▶ [Instructions for the task]: With "this" as the search word, show every line of the material that has it.

▶ [Records for the task]:
※ ※ ※

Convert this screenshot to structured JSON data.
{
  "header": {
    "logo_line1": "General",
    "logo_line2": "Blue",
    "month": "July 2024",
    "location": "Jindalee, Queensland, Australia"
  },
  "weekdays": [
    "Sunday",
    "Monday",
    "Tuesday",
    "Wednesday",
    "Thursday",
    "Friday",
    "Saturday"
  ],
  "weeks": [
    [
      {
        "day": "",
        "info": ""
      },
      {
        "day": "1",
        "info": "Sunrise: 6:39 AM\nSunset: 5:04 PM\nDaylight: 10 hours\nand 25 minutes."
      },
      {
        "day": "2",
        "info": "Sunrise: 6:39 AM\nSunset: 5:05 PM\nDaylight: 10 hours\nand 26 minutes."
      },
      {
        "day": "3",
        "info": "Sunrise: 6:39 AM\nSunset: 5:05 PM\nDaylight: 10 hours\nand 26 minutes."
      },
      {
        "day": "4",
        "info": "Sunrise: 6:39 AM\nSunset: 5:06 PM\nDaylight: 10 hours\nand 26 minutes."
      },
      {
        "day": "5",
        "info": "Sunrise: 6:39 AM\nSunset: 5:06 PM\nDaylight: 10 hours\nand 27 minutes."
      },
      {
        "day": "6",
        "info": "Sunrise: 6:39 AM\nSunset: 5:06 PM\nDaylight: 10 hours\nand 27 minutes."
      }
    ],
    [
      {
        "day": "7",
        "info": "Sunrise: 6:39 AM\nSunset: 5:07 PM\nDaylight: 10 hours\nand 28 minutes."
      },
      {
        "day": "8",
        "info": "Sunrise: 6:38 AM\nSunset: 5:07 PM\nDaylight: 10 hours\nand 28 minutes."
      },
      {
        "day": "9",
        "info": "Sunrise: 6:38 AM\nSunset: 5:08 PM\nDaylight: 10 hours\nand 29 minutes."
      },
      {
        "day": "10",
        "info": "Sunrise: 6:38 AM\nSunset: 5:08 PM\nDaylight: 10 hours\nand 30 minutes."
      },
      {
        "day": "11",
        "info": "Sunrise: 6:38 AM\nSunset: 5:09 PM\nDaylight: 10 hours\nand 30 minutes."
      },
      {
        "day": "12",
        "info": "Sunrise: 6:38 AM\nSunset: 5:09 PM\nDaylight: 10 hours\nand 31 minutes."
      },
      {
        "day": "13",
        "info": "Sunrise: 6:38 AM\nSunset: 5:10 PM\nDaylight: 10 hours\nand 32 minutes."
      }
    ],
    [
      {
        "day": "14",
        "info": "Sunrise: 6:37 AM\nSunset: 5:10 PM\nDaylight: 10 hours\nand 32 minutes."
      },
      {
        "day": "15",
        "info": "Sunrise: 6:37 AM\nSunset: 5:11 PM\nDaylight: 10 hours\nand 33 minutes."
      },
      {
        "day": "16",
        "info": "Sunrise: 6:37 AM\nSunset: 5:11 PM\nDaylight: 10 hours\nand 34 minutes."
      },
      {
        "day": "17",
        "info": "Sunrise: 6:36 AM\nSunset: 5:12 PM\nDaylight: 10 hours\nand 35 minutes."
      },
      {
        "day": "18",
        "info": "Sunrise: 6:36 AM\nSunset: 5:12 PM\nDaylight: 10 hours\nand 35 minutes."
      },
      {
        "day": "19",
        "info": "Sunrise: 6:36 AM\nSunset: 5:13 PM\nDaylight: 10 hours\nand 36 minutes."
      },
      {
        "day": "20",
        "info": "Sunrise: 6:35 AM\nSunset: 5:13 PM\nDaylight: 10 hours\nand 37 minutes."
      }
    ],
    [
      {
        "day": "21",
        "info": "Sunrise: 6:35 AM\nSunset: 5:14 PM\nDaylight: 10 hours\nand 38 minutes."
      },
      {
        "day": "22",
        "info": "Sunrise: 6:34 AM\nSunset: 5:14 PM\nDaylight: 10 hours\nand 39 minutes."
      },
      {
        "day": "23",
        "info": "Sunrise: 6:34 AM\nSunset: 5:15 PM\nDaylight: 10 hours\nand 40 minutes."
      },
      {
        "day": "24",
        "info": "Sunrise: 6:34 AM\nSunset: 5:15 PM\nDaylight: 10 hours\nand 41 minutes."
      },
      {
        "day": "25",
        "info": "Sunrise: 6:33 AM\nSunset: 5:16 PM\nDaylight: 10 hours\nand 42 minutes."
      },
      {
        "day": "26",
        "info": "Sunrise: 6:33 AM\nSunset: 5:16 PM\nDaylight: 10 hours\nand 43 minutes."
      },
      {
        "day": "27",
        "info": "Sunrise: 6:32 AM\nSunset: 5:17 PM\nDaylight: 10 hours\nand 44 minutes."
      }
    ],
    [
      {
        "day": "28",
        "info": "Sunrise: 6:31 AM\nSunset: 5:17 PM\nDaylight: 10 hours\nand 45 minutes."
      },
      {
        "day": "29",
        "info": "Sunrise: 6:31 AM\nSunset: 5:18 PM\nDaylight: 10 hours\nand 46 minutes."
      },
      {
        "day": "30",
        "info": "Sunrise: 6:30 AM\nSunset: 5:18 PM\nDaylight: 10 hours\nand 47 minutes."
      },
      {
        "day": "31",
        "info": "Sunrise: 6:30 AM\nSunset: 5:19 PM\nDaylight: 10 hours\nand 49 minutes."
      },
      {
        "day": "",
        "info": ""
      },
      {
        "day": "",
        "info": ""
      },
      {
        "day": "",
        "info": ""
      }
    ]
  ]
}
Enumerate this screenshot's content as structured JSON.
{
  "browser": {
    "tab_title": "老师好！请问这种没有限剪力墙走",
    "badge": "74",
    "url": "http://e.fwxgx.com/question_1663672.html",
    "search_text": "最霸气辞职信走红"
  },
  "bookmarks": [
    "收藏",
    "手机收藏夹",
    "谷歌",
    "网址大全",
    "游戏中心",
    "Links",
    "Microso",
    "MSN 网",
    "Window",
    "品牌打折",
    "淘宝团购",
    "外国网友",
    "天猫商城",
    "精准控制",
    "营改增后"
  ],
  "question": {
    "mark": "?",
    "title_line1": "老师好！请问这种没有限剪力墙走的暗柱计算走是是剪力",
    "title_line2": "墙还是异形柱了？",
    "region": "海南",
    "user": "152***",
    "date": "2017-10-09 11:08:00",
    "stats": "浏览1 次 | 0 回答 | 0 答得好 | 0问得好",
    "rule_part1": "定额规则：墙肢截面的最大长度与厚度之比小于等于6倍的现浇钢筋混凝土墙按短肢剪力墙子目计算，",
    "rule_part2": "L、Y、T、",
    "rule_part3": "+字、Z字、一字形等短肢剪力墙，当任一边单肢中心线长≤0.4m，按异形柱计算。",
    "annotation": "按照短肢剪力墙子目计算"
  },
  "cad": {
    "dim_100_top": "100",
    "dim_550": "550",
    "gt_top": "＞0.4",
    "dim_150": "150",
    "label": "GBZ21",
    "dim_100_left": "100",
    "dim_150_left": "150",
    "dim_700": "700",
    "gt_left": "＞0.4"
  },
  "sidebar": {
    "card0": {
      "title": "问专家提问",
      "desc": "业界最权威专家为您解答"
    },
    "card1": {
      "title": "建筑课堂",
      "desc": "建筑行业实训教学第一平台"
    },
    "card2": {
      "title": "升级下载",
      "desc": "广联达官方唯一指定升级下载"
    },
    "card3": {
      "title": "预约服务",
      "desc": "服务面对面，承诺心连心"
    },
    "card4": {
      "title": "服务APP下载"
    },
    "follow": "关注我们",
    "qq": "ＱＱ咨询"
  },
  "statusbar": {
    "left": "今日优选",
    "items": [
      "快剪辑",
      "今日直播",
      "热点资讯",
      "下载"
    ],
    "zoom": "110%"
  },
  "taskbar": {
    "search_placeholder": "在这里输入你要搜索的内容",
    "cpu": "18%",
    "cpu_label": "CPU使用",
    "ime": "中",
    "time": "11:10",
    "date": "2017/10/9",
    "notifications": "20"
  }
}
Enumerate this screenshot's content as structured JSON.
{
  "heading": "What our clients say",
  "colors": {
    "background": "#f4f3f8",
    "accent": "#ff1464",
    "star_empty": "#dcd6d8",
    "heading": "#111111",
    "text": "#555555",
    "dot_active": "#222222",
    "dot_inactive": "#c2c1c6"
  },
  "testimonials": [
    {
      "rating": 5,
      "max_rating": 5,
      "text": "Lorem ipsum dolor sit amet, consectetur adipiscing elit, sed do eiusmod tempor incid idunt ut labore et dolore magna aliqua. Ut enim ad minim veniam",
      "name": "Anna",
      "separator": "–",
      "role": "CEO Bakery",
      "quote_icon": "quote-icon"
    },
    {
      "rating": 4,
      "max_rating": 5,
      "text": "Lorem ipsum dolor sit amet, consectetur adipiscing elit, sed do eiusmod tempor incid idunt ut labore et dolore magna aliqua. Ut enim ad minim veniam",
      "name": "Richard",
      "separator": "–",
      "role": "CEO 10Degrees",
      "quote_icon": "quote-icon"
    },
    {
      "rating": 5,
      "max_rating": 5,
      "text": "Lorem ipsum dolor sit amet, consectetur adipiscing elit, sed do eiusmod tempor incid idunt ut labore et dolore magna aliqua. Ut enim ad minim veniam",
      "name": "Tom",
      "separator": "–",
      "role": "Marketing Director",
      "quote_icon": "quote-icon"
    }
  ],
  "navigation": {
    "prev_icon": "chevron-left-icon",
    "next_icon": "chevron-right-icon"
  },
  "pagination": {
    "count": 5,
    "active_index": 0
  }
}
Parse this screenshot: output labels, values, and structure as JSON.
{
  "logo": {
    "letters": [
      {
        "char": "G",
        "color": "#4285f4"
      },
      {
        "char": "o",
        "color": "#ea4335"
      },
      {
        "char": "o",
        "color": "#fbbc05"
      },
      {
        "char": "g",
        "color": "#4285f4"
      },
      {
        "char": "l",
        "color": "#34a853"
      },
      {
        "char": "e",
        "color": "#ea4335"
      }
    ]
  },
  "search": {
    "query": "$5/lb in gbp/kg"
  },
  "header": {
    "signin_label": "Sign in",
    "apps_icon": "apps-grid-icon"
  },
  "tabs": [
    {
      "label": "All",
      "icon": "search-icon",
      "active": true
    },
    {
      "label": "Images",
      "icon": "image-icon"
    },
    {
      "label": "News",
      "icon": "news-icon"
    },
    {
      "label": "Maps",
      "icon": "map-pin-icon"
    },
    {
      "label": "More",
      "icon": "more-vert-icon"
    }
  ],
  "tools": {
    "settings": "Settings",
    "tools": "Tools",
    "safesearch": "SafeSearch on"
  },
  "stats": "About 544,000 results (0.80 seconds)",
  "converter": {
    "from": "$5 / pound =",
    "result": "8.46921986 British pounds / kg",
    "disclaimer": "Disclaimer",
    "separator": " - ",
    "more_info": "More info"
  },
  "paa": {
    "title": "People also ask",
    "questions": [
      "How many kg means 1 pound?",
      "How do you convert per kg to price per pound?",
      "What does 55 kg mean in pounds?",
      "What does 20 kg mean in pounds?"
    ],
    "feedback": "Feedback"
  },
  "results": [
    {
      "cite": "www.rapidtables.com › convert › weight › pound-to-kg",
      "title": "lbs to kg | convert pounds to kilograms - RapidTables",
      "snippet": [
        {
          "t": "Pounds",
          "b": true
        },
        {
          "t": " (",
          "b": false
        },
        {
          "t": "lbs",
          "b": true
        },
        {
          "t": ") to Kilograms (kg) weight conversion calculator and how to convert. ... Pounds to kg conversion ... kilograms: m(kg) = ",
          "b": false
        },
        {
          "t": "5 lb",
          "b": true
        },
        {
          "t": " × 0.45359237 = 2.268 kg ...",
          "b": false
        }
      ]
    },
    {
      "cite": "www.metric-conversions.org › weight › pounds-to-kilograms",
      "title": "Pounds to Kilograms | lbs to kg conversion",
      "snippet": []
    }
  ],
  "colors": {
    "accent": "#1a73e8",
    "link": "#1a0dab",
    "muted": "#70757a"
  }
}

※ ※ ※

▶ [Written response]:
Convert this screenshot to structured JSON data.
Enumerate this screenshot's content as structured JSON.
Enumerate this screenshot's content as structured JSON.
Parse this screenshot: output labels, values, and structure as JSON.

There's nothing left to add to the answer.